* _Exercise_:
The answer must be every record below, repeated exactly.

* _Material for the task_:
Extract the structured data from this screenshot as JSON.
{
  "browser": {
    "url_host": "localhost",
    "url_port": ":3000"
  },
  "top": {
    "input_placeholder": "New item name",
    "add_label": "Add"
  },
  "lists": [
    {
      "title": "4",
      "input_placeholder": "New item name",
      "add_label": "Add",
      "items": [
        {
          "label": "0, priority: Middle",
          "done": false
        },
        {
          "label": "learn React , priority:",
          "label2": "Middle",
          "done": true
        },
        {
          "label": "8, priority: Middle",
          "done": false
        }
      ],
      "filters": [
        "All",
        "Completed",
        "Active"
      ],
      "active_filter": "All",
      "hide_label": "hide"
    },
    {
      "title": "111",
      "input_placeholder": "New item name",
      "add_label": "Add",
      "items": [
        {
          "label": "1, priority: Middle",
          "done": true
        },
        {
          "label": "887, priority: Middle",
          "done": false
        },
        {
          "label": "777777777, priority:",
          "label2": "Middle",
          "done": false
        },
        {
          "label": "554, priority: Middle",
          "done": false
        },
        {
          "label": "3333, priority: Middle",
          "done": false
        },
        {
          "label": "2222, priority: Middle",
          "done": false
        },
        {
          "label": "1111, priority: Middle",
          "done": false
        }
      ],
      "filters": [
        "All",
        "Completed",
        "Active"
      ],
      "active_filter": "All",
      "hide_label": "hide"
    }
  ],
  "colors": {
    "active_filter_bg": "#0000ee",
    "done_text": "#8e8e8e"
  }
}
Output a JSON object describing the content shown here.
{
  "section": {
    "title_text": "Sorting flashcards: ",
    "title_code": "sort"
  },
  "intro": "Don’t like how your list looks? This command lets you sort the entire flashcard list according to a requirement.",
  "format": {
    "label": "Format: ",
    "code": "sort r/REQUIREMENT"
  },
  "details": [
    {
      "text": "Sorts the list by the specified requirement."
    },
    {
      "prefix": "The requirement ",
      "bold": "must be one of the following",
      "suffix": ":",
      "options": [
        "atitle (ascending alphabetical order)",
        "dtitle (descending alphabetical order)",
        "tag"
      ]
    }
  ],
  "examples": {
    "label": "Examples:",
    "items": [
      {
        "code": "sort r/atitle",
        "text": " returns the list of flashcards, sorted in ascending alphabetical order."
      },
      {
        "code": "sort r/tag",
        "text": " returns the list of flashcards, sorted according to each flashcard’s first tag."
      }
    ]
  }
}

* _Response_:
Extract the structured data from this screenshot as JSON.
{
  "browser": {
    "url_host": "localhost",
    "url_port": ":3000"
  },
  "top": {
    "input_placeholder": "New item name",
    "add_label": "Add"
  },
  "lists": [
    {
      "title": "4",
      "input_placeholder": "New item name",
      "add_label": "Add",
      "items": [
        {
          "label": "0, priority: Middle",
          "done": false
        },
        {
          "label": "learn React , priority:",
          "label2": "Middle",
          "done": true
        },
        {
          "label": "8, priority: Middle",
          "done": false
        }
      ],
      "filters": [
        "All",
        "Completed",
        "Active"
      ],
      "active_filter": "All",
      "hide_label": "hide"
    },
    {
      "title": "111",
      "input_placeholder": "New item name",
      "add_label": "Add",
      "items": [
        {
          "label": "1, priority: Middle",
          "done": true
        },
        {
          "label": "887, priority: Middle",
          "done": false
        },
        {
          "label": "777777777, priority:",
          "label2": "Middle",
          "done": false
        },
        {
          "label": "554, priority: Middle",
          "done": false
        },
        {
          "label": "3333, priority: Middle",
          "done": false
        },
        {
          "label": "2222, priority: Middle",
          "done": false
        },
        {
          "label": "1111, priority: Middle",
          "done": false
        }
      ],
      "filters": [
        "All",
        "Completed",
        "Active"
      ],
      "active_filter": "All",
      "hide_label": "hide"
    }
  ],
  "colors": {
    "active_filter_bg": "#0000ee",
    "done_text": "#8e8e8e"
  }
}
Output a JSON object describing the content shown here.
{
  "section": {
    "title_text": "Sorting flashcards: ",
    "title_code": "sort"
  },
  "intro": "Don’t like how your list looks? This command lets you sort the entire flashcard list according to a requirement.",
  "format": {
    "label": "Format: ",
    "code": "sort r/REQUIREMENT"
  },
  "details": [
    {
      "text": "Sorts the list by the specified requirement."
    },
    {
      "prefix": "The requirement ",
      "bold": "must be one of the following",
      "suffix": ":",
      "options": [
        "atitle (ascending alphabetical order)",
        "dtitle (descending alphabetical order)",
        "tag"
      ]
    }
  ],
  "examples": {
    "label": "Examples:",
    "items": [
      {
        "code": "sort r/atitle",
        "text": " returns the list of flashcards, sorted in ascending alphabetical order."
      },
      {
        "code": "sort r/tag",
        "text": " returns the list of flashcards, sorted according to each flashcard’s first tag."
      }
    ]
  }
}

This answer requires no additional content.